But the Fontanelle had plenty of company on the river, names that have long ago faded into history, many to become victims of the river itself. Steamboats such as the May Lowry, Nellie Peck, The Katie P. Kountz, the C. W. Mead and the E. H. Durfee plied the waters above and below Bismarck in 1874 for the huge profits that a successful voyage could guarantee. The Key West had only recently returned from Carroll, Montana Territory, carrying one hundred and seven tons of silver ore, 52 sacks of wool, one hundred and ninety-six bundles of furs, forty-six head of cattle and a portable sawmill. The steamboat Stockdale had arrived five days earlier carrying thirty tons of silver ore.

On this date in 1874, as the spring shipping season wound down, the Josephine was in Bismarck, on its way to Fort Benton. Following behind was the Western – probably the last steamboat that could make the trip in the now-lowering water. Space aboard the steamboats was limited and passengers paid dearly for the trip – gold miners and settlers willing to risk the uncertain challenges that awaited them. Although today, anxious eyes sullenly watch the rising water as it threatens their homes, there was a time, one hundred and thirty-seven years ago, eager eyes watched for the steamboats that would carry them to their dreams.
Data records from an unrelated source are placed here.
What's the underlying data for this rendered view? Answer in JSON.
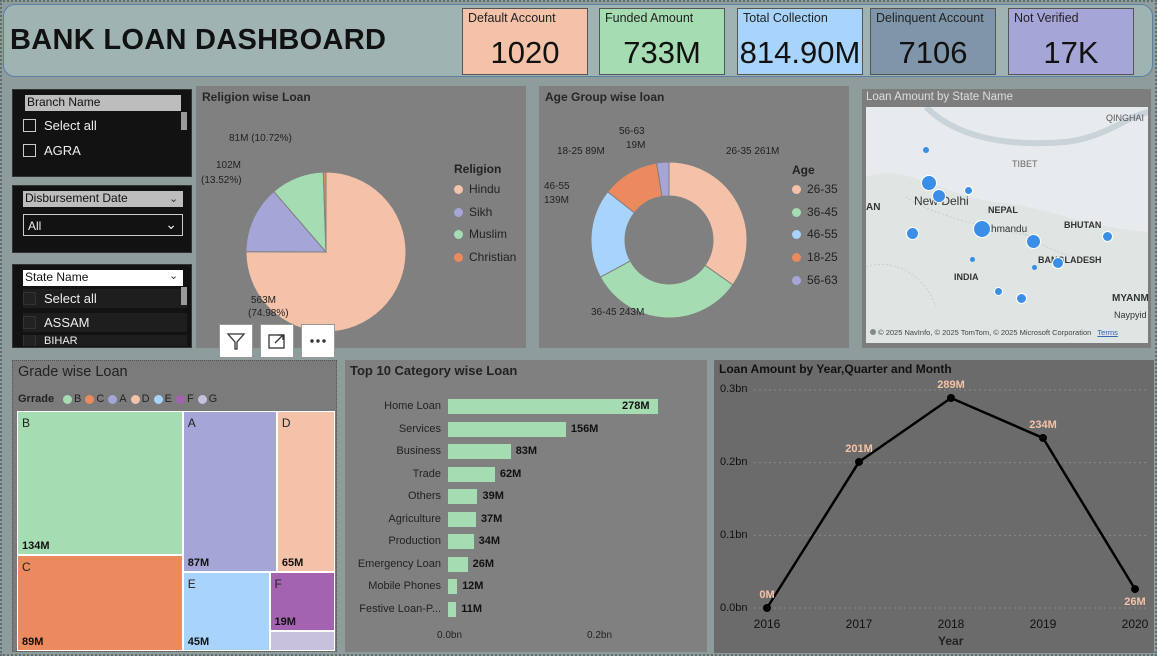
{
  "header": {
    "title": "BANK LOAN DASHBOARD"
  },
  "kpis": [
    {
      "label": "Default Account",
      "value": "1020",
      "color": "#f4c2a8"
    },
    {
      "label": "Funded Amount",
      "value": "733M",
      "color": "#a6dcb2"
    },
    {
      "label": "Total Collection",
      "value": "814.90M",
      "color": "#a8d4fb"
    },
    {
      "label": "Delinquent Account",
      "value": "7106",
      "color": "#7f95aa"
    },
    {
      "label": "Not Verified",
      "value": "17K",
      "color": "#a5a5d8"
    }
  ],
  "slicers": {
    "branch": {
      "header": "Branch Name",
      "items": [
        "Select all",
        "AGRA"
      ]
    },
    "date": {
      "header": "Disbursement Date",
      "value": "All"
    },
    "state": {
      "header": "State Name",
      "items": [
        "Select all",
        "ASSAM",
        "BIHAR"
      ]
    }
  },
  "religion_chart": {
    "title": "Religion wise Loan",
    "legend_title": "Religion",
    "labels": [
      "81M (10.72%)",
      "102M",
      "(13.52%)",
      "563M",
      "(74.98%)"
    ]
  },
  "age_chart": {
    "title": "Age Group wise loan",
    "legend_title": "Age",
    "labels": [
      "56-63",
      "19M",
      "18-25 89M",
      "26-35 261M",
      "46-55",
      "139M",
      "36-45 243M"
    ]
  },
  "map": {
    "title": "Loan Amount by State Name",
    "places": [
      "QINGHAI",
      "TIBET",
      "New Delhi",
      "NEPAL",
      "Kathmandu",
      "BHUTAN",
      "INDIA",
      "BANGLADESH",
      "Naypyid",
      "MYANM",
      "AN"
    ],
    "attribution": "© 2025 NavInfo, © 2025 TomTom, © 2025 Microsoft Corporation",
    "terms": "Terms"
  },
  "toolbar": {
    "filter": "filter-icon",
    "focus": "focus-mode-icon",
    "more": "more-options-icon"
  },
  "grade_chart": {
    "title": "Grade wise Loan",
    "legend_title": "Grrade"
  },
  "category_chart": {
    "title": "Top 10 Category wise Loan",
    "axis_ticks": [
      "0.0bn",
      "0.2bn"
    ]
  },
  "trend_chart": {
    "title": "Loan Amount by Year,Quarter and Month",
    "xlabel": "Year",
    "yticks": [
      "0.3bn",
      "0.2bn",
      "0.1bn",
      "0.0bn"
    ]
  },
  "chart_data": [
    {
      "type": "pie",
      "title": "Religion wise Loan",
      "categories": [
        "Hindu",
        "Sikh",
        "Muslim",
        "Christian"
      ],
      "values": [
        563,
        102,
        81,
        4
      ],
      "unit": "M",
      "colors": [
        "#f4c2a8",
        "#a5a5d8",
        "#a6dcb2",
        "#eb8a5e"
      ],
      "legend": "right"
    },
    {
      "type": "pie",
      "subtype": "donut",
      "title": "Age Group wise loan",
      "categories": [
        "26-35",
        "36-45",
        "46-55",
        "18-25",
        "56-63"
      ],
      "values": [
        261,
        243,
        139,
        89,
        19
      ],
      "unit": "M",
      "colors": [
        "#f4c2a8",
        "#a6dcb2",
        "#a8d4fb",
        "#eb8a5e",
        "#a5a5d8"
      ],
      "legend": "right"
    },
    {
      "type": "treemap",
      "title": "Grade wise Loan",
      "categories": [
        "B",
        "C",
        "A",
        "D",
        "E",
        "F",
        "G"
      ],
      "values": [
        134,
        89,
        87,
        65,
        45,
        19,
        6
      ],
      "labels": [
        "134M",
        "89M",
        "87M",
        "65M",
        "45M",
        "19M",
        ""
      ],
      "colors": [
        "#a6dcb2",
        "#eb8a5e",
        "#a5a5d8",
        "#f4c2a8",
        "#a8d4fb",
        "#a463b0",
        "#c7c1dd"
      ],
      "legend": "top"
    },
    {
      "type": "bar",
      "orientation": "horizontal",
      "title": "Top 10 Category wise Loan",
      "categories": [
        "Home Loan",
        "Services",
        "Business",
        "Trade",
        "Others",
        "Agriculture",
        "Production",
        "Emergency Loan",
        "Mobile Phones",
        "Festive Loan-P..."
      ],
      "values": [
        278,
        156,
        83,
        62,
        39,
        37,
        34,
        26,
        12,
        11
      ],
      "labels": [
        "278M",
        "156M",
        "83M",
        "62M",
        "39M",
        "37M",
        "34M",
        "26M",
        "12M",
        "11M"
      ],
      "xlim": [
        0,
        0.28
      ],
      "color": "#a6dcb2"
    },
    {
      "type": "line",
      "title": "Loan Amount by Year,Quarter and Month",
      "x": [
        "2016",
        "2017",
        "2018",
        "2019",
        "2020"
      ],
      "values": [
        0.0,
        0.201,
        0.289,
        0.234,
        0.026
      ],
      "labels": [
        "0M",
        "201M",
        "289M",
        "234M",
        "26M"
      ],
      "xlabel": "Year",
      "ylim": [
        0,
        0.3
      ],
      "grid": true
    }
  ]
}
Dakota Datebook written by Jim Davis

Bismarck Tribune June 3, 1874
Bismarck Tribune May 26, 1874
Bismarck Tribune July 8, 1874